* What is needed *
Reproduce all of the data exactly. Images are not to appear in the reply.

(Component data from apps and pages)
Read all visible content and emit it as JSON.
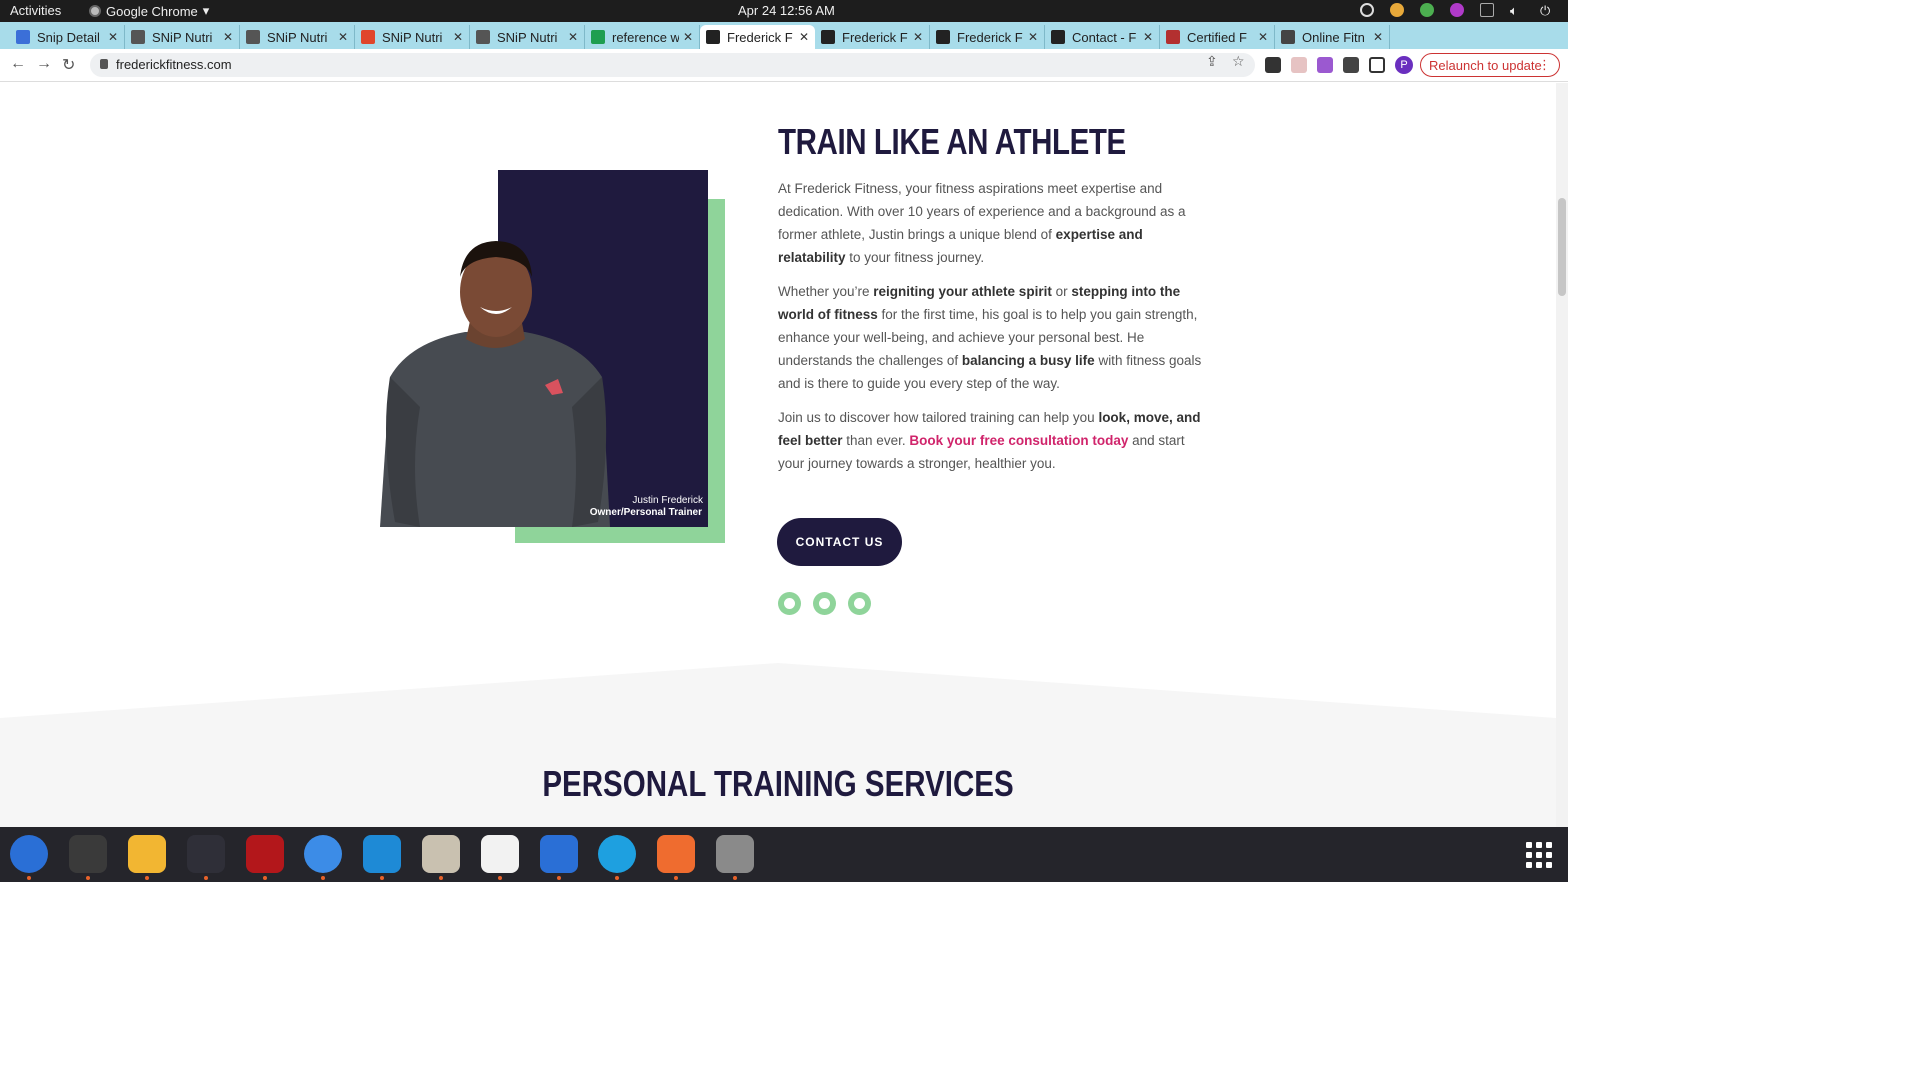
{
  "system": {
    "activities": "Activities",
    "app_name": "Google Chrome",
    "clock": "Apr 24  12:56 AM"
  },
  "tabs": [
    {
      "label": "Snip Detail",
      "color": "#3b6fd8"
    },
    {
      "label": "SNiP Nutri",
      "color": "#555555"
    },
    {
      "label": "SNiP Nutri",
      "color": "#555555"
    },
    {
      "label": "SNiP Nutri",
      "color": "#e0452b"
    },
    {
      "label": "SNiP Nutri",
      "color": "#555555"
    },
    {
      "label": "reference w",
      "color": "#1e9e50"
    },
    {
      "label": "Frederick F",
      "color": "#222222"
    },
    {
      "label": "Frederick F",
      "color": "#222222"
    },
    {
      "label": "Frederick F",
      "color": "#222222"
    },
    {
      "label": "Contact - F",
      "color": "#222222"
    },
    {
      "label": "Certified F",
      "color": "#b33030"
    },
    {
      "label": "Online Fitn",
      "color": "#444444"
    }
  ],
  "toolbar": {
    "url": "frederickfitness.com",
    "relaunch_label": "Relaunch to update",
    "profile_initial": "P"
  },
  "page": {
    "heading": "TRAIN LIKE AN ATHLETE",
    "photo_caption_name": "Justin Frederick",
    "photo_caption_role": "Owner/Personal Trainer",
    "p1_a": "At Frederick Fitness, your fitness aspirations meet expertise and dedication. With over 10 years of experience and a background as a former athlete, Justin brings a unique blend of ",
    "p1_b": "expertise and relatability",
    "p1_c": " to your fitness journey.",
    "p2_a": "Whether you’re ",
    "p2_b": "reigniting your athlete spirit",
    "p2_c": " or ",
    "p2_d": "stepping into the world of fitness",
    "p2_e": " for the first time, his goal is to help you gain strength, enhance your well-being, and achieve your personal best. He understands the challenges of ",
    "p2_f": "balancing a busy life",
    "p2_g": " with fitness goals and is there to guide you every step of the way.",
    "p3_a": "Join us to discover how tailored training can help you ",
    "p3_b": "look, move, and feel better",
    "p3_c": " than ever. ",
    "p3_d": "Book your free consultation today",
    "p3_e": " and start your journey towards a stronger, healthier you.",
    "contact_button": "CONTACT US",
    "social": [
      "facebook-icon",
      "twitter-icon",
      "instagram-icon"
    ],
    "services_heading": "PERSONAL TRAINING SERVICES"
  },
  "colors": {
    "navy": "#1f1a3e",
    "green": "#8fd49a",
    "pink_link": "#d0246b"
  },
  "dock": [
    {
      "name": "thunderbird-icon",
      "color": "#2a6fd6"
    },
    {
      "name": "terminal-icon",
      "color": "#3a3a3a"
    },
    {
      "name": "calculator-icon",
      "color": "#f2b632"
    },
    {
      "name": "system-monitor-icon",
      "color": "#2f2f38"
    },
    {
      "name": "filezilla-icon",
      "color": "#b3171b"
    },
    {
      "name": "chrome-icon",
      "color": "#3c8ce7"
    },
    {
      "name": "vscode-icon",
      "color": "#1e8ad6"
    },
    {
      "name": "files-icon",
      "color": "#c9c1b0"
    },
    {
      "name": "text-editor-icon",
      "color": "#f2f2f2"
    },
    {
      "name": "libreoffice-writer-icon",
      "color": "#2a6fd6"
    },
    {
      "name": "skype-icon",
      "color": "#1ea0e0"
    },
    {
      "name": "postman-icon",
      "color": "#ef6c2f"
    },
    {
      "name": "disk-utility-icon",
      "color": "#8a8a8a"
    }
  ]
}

* Your solution *
Read all visible content and emit it as JSON.
{
  "system": {
    "activities": "Activities",
    "app_name": "Google Chrome",
    "clock": "Apr 24  12:56 AM"
  },
  "tabs": [
    {
      "label": "Snip Detail",
      "color": "#3b6fd8"
    },
    {
      "label": "SNiP Nutri",
      "color": "#555555"
    },
    {
      "label": "SNiP Nutri",
      "color": "#555555"
    },
    {
      "label": "SNiP Nutri",
      "color": "#e0452b"
    },
    {
      "label": "SNiP Nutri",
      "color": "#555555"
    },
    {
      "label": "reference w",
      "color": "#1e9e50"
    },
    {
      "label": "Frederick F",
      "color": "#222222"
    },
    {
      "label": "Frederick F",
      "color": "#222222"
    },
    {
      "label": "Frederick F",
      "color": "#222222"
    },
    {
      "label": "Contact - F",
      "color": "#222222"
    },
    {
      "label": "Certified F",
      "color": "#b33030"
    },
    {
      "label": "Online Fitn",
      "color": "#444444"
    }
  ],
  "toolbar": {
    "url": "frederickfitness.com",
    "relaunch_label": "Relaunch to update",
    "profile_initial": "P"
  },
  "page": {
    "heading": "TRAIN LIKE AN ATHLETE",
    "photo_caption_name": "Justin Frederick",
    "photo_caption_role": "Owner/Personal Trainer",
    "p1_a": "At Frederick Fitness, your fitness aspirations meet expertise and dedication. With over 10 years of experience and a background as a former athlete, Justin brings a unique blend of ",
    "p1_b": "expertise and relatability",
    "p1_c": " to your fitness journey.",
    "p2_a": "Whether you’re ",
    "p2_b": "reigniting your athlete spirit",
    "p2_c": " or ",
    "p2_d": "stepping into the world of fitness",
    "p2_e": " for the first time, his goal is to help you gain strength, enhance your well-being, and achieve your personal best. He understands the challenges of ",
    "p2_f": "balancing a busy life",
    "p2_g": " with fitness goals and is there to guide you every step of the way.",
    "p3_a": "Join us to discover how tailored training can help you ",
    "p3_b": "look, move, and feel better",
    "p3_c": " than ever. ",
    "p3_d": "Book your free consultation today",
    "p3_e": " and start your journey towards a stronger, healthier you.",
    "contact_button": "CONTACT US",
    "social": [
      "facebook-icon",
      "twitter-icon",
      "instagram-icon"
    ],
    "services_heading": "PERSONAL TRAINING SERVICES"
  },
  "colors": {
    "navy": "#1f1a3e",
    "green": "#8fd49a",
    "pink_link": "#d0246b"
  },
  "dock": [
    {
      "name": "thunderbird-icon",
      "color": "#2a6fd6"
    },
    {
      "name": "terminal-icon",
      "color": "#3a3a3a"
    },
    {
      "name": "calculator-icon",
      "color": "#f2b632"
    },
    {
      "name": "system-monitor-icon",
      "color": "#2f2f38"
    },
    {
      "name": "filezilla-icon",
      "color": "#b3171b"
    },
    {
      "name": "chrome-icon",
      "color": "#3c8ce7"
    },
    {
      "name": "vscode-icon",
      "color": "#1e8ad6"
    },
    {
      "name": "files-icon",
      "color": "#c9c1b0"
    },
    {
      "name": "text-editor-icon",
      "color": "#f2f2f2"
    },
    {
      "name": "libreoffice-writer-icon",
      "color": "#2a6fd6"
    },
    {
      "name": "skype-icon",
      "color": "#1ea0e0"
    },
    {
      "name": "postman-icon",
      "color": "#ef6c2f"
    },
    {
      "name": "disk-utility-icon",
      "color": "#8a8a8a"
    }
  ]
}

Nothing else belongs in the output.